DIRECTIONS>
For this exercise, copy out each line of the material below that includes "XAUUSD".

INFORMATION>

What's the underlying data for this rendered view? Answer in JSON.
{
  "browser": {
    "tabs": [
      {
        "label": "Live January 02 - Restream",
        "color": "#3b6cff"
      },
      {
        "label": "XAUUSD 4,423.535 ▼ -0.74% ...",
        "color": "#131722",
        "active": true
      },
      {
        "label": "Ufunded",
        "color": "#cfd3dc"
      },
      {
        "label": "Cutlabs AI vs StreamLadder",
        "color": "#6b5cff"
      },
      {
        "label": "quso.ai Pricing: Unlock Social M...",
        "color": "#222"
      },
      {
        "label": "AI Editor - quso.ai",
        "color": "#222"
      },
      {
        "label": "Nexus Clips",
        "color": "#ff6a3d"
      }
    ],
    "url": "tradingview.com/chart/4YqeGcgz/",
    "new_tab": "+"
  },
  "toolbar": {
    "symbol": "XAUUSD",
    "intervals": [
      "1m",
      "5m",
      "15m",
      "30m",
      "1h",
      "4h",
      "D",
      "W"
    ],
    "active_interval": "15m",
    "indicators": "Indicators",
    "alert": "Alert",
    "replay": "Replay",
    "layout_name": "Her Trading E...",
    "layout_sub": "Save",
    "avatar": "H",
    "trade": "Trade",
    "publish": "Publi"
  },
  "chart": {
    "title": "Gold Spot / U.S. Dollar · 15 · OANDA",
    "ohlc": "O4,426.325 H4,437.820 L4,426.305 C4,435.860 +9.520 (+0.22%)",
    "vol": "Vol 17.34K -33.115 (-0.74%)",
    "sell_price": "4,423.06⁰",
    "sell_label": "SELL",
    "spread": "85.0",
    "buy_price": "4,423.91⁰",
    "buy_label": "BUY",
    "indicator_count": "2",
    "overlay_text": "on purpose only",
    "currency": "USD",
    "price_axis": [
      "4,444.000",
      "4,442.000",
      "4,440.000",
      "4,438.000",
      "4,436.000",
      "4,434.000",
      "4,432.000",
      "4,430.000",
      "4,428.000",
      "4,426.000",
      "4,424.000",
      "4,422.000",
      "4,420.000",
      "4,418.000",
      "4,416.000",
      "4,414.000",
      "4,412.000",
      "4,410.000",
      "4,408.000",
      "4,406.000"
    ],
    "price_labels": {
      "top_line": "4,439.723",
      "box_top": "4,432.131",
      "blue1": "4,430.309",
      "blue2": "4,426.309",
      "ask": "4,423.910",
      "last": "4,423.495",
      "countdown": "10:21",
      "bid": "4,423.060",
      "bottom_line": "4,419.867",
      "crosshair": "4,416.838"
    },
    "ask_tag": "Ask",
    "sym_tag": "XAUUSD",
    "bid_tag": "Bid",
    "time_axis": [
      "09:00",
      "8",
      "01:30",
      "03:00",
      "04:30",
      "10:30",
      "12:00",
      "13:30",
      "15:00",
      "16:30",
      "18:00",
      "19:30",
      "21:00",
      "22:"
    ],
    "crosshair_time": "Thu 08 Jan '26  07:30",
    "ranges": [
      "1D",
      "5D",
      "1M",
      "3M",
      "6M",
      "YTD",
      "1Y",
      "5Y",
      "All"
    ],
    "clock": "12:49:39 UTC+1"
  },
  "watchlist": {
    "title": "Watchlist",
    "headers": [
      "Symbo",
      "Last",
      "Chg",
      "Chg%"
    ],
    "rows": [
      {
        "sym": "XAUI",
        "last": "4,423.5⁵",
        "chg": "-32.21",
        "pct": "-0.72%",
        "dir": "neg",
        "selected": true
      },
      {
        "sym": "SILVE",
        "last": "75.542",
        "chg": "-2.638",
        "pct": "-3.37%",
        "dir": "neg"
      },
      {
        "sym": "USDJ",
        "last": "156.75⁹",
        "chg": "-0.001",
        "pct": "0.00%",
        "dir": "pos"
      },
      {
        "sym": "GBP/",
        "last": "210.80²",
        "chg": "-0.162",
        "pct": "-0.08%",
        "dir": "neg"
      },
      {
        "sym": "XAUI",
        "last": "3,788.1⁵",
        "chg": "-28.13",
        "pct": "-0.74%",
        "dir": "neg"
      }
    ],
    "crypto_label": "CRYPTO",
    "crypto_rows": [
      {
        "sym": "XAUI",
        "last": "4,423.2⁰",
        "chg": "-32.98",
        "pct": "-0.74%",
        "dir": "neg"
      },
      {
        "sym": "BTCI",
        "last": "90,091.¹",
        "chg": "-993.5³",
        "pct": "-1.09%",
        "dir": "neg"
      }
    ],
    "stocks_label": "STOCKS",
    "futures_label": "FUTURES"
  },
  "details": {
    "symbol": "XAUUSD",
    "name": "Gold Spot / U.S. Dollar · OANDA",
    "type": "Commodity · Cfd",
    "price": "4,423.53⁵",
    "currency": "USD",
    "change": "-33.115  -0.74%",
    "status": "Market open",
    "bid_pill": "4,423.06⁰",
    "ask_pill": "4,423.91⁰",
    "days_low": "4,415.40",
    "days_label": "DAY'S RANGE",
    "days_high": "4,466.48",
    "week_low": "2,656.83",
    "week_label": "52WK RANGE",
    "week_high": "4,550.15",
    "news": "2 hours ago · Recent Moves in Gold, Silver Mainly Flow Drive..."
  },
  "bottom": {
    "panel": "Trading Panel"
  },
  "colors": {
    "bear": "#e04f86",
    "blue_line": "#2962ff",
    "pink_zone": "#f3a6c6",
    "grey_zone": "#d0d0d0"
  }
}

EXERCISE ANSWER>
        "label": "XAUUSD 4,423.535 ▼ -0.74% ...",
    "symbol": "XAUUSD",
    "sym_tag": "XAUUSD",
    "symbol": "XAUUSD",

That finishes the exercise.